A new exhibition has opened at the Bank of England’s museum that reveals not just how it was involved in the financing of slave traders, but an unexpected discovery that the Bank itself owned slaves.
As one of the major financial institutions of the country, it’s not that big a surprise that it was involved in financing people involved in the slave trade. In fact, it would be a shock if it hadn’t been, as it’s a bank and banks lend to businesses, sometimes businesses involved in trades that we later look back on in horror.
Many of the Banks directors and governers, as leading people of the time, were personally involved in the slave trade though, as that’s often how they made their fortunes, on the slavery of others. The exhibition, in the centre of the museum, looks at how the Bank’s leaders made their fortunes and the wider way that Britain’s hunger for sugar was based on the back of slavery.
The Prince of Slavers
Humphrey Morice was a four-times director of the Bank of England and invested in over a hundred slave voyages, earning him the later nickname of the prince of slavers, as he kidnapped and shipped around 30,000 Africans to the plantations.
On display is a copy of a bill of exchange where he sold “one negro man” for £30 to another slave trader. His archive is now owned by the Bank of England, whereas is often the case, researchers can learn a lot about the slaver, but hardly anything about the slaves. They were just property, no different in their eyes to cargo in the ships heading back to the UK.

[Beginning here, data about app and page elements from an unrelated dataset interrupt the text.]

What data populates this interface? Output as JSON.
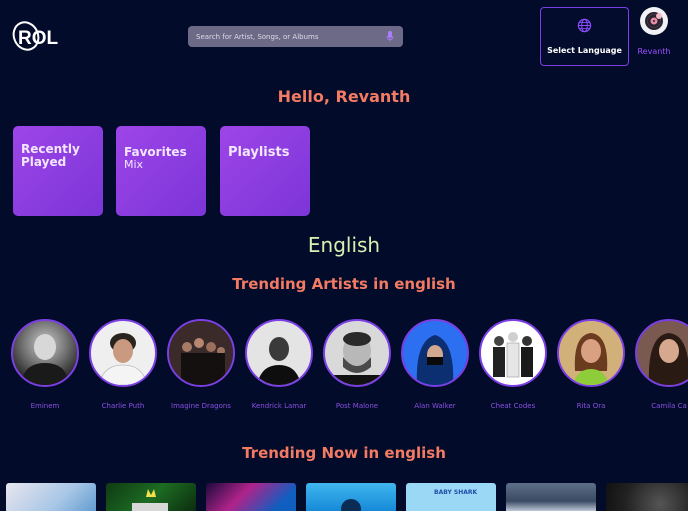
{
  "header": {
    "logo_text": "ROL",
    "search_placeholder": "Search for Artist, Songs, or Albums",
    "language_button": "Select Language",
    "user_name": "Revanth"
  },
  "greeting": "Hello, Revanth",
  "quick_links": [
    {
      "line1": "Recently",
      "line2": "Played"
    },
    {
      "line1": "Favorites",
      "line2": "Mix"
    },
    {
      "line1": "Playlists",
      "line2": ""
    }
  ],
  "language": "English",
  "trending_artists_title": "Trending Artists in english",
  "artists": [
    {
      "name": "Eminem"
    },
    {
      "name": "Charlie Puth"
    },
    {
      "name": "Imagine Dragons"
    },
    {
      "name": "Kendrick Lamar"
    },
    {
      "name": "Post Malone"
    },
    {
      "name": "Alan Walker"
    },
    {
      "name": "Cheat Codes"
    },
    {
      "name": "Rita Ora"
    },
    {
      "name": "Camila Ca"
    }
  ],
  "trending_now_title": "Trending Now in english",
  "tiles": [
    {
      "name": "album-1",
      "tag": ""
    },
    {
      "name": "album-2",
      "tag": ""
    },
    {
      "name": "album-3",
      "tag": ""
    },
    {
      "name": "album-4",
      "tag": ""
    },
    {
      "name": "album-5",
      "tag": "BABY SHARK"
    },
    {
      "name": "album-6",
      "tag": ""
    },
    {
      "name": "album-7",
      "tag": ""
    }
  ],
  "colors": {
    "background": "#020b2a",
    "accent_purple": "#7b3fe4",
    "heading_coral": "#f47b63",
    "language_green": "#d9f0b0"
  },
  "icons": {
    "mic": "mic-icon",
    "globe": "globe-icon",
    "avatar": "vinyl-avatar-icon"
  }
}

The Bank didn’t do that well out him either, as it turned out he swindled the Bank out of £29,000 (about £6.9 million today) although that only came out after his death.
There’s a section on the post-abolition and how the Bank helped the government fund the payments to slave owners in compensation for the loss of their “property”, and the efforts some slavers took to fight this.
The Bank’s own slaves
Back in June 2020, the Bank apologised for its involvement in financing the slave trade and started to remove paintings of former Directors found to have been active in the trade. At the time, the Bank said that it “was never itself directly involved in the slave trade”, but last year as part of a wider review of its history, they commissioned research into the archives.
In the heart of the exhibition is what they found, that the Bank had in fact owned a plantation and owned slaves – 599 of them. And the display explains how this came to pass, not because the Bank decided to buy slaves, but because it foreclosed on the debt owed by a slaver, and took possession of the plantation.
They eventually sold it, treating the slaves no different than how a bank today would sell a repossessed mortgage on a house.
There are notes for people to submit their thoughts:
“We should prioritise ending modern slavery by the TNCs and stop pulling down historical statues of slave traders”
“Would there have ever been any recognition by the Bank of England without the BLM spotlight!!”
“More exhibitions like this please. Today’s people need to think and reflect more about the past and what to do for our culture”
As an exhibition, it’s informative, almost dry at times, but that makes it a better exhibition as it doesn’t try to justify or excuse the past – it simply provides the facts, because the facts are horrific enough on their own. The cold dispassionate display if anything elevates the horror inherent in the cold clinical trade that treated people as mere commodities to be bought and sold, or even dumped overboard as unwanted cargo.
As with the rest of the museum, the exhibition is free to visit – just turn up and go in
The exhibition is temporary, but there’s no end date announced yet. Typically their previous exhibitions have run for about 6 months.